┌──

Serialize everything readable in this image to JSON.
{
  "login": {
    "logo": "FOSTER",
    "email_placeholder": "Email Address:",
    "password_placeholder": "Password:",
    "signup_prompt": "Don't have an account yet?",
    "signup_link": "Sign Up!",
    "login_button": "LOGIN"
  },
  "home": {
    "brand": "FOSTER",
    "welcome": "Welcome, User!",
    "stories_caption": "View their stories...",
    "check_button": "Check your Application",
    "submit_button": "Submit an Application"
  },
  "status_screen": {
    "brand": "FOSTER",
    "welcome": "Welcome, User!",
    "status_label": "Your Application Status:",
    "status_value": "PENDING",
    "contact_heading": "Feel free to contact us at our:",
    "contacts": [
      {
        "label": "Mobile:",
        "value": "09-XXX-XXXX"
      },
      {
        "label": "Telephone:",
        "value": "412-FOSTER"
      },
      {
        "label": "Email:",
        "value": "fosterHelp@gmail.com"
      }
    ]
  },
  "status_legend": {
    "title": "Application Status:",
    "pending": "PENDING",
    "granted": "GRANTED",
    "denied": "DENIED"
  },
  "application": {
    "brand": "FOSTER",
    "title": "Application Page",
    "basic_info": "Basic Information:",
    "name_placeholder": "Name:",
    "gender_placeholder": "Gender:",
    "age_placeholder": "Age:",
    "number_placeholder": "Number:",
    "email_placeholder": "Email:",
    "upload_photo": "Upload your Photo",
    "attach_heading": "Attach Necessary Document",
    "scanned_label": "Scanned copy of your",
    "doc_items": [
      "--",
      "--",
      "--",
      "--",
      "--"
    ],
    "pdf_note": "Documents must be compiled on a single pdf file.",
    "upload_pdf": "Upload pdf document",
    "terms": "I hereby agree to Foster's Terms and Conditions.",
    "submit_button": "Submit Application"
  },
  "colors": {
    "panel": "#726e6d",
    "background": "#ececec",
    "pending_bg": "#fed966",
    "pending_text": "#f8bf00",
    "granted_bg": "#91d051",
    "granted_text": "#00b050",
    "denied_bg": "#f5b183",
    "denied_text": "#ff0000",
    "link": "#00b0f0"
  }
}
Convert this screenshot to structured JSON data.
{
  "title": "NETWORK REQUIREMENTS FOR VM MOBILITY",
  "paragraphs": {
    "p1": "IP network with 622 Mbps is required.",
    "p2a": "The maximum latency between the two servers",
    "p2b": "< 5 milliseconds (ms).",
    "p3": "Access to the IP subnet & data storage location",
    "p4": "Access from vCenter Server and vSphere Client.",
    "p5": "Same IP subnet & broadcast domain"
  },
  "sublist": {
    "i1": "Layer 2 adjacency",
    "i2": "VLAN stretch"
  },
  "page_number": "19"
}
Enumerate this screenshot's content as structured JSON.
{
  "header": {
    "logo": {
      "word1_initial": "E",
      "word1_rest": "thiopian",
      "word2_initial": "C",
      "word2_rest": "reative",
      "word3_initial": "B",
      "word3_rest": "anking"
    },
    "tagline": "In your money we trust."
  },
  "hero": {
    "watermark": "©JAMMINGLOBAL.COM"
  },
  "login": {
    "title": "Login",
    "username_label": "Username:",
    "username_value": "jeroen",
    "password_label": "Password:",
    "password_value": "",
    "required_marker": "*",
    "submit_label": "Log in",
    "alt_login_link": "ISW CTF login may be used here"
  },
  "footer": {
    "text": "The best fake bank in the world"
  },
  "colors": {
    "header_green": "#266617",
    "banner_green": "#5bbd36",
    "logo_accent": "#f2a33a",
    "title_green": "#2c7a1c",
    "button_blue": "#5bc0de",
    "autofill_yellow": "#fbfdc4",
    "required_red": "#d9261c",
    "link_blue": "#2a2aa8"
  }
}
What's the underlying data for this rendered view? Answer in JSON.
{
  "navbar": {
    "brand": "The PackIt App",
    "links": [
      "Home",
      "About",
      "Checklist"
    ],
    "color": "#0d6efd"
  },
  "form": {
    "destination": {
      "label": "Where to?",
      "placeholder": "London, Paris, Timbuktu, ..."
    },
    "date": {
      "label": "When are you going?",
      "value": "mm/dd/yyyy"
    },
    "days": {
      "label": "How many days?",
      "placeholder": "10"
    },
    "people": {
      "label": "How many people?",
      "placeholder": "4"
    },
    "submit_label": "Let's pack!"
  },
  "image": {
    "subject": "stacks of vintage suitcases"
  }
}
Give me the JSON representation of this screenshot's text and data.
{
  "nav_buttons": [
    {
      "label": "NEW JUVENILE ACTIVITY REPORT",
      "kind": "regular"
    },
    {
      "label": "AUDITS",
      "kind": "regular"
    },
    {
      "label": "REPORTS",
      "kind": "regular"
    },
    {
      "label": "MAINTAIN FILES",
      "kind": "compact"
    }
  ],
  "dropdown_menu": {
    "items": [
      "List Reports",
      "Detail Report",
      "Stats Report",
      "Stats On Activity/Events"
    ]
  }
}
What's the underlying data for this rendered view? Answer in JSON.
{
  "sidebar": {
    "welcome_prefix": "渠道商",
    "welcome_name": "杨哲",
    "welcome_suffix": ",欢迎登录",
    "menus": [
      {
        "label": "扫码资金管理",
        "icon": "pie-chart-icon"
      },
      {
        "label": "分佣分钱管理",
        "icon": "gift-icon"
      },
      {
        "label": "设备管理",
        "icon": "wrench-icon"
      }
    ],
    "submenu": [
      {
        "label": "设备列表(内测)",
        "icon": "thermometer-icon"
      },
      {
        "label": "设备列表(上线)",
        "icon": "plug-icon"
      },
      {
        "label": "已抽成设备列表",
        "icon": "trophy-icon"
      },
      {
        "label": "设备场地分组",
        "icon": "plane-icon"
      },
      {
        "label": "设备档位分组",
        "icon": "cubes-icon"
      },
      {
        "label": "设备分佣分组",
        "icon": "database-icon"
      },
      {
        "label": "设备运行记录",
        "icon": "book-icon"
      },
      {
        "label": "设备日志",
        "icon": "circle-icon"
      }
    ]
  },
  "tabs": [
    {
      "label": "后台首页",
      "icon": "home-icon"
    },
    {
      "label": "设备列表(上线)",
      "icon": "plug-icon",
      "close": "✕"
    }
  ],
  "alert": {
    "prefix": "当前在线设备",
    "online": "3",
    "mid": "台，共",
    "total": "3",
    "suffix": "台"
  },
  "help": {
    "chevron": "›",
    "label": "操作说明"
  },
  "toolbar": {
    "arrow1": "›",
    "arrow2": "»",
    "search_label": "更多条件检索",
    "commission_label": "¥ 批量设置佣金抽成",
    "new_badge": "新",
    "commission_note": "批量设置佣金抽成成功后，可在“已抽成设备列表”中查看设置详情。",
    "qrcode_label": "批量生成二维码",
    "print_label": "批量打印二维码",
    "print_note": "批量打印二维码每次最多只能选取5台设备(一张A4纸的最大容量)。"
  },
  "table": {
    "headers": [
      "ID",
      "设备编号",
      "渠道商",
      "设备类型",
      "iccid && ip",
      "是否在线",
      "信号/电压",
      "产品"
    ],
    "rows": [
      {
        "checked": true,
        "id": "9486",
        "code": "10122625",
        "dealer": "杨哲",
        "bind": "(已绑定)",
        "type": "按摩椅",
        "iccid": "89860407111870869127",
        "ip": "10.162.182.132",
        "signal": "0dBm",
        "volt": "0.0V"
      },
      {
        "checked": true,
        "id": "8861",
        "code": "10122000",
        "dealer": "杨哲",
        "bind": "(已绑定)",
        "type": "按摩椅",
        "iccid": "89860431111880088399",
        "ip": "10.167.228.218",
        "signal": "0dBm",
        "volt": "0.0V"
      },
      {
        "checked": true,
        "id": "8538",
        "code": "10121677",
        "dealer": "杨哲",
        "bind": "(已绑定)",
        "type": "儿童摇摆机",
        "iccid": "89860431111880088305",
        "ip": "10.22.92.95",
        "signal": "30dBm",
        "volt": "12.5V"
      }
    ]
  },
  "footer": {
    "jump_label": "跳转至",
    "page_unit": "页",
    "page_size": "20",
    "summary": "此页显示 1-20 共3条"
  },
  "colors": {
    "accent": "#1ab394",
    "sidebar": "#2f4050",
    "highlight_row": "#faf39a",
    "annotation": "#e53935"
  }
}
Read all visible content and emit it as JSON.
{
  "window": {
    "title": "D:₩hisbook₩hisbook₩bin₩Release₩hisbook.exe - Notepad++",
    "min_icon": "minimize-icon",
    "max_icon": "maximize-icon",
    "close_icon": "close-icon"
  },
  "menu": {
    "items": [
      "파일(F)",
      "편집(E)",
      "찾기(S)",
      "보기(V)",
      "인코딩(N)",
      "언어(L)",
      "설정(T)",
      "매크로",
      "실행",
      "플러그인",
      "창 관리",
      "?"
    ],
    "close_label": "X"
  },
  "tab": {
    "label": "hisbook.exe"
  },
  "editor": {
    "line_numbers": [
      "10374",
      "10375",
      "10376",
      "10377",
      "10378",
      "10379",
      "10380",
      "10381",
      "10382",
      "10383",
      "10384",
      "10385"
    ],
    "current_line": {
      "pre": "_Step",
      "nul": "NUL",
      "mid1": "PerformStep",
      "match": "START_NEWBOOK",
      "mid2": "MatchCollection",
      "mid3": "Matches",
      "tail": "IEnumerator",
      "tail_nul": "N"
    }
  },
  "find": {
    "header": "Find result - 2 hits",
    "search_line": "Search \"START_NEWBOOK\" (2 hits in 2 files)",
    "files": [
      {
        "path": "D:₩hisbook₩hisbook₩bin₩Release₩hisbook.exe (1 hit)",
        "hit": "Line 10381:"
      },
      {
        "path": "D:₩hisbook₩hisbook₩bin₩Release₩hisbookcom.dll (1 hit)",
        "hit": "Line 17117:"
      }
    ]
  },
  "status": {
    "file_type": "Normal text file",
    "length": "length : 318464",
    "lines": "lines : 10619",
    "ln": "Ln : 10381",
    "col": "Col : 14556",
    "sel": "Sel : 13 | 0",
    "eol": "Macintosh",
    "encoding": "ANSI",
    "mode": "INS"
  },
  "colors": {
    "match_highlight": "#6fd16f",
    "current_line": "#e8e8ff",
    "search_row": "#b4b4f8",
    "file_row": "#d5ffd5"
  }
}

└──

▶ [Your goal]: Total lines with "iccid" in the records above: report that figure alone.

▶ [Output]: 4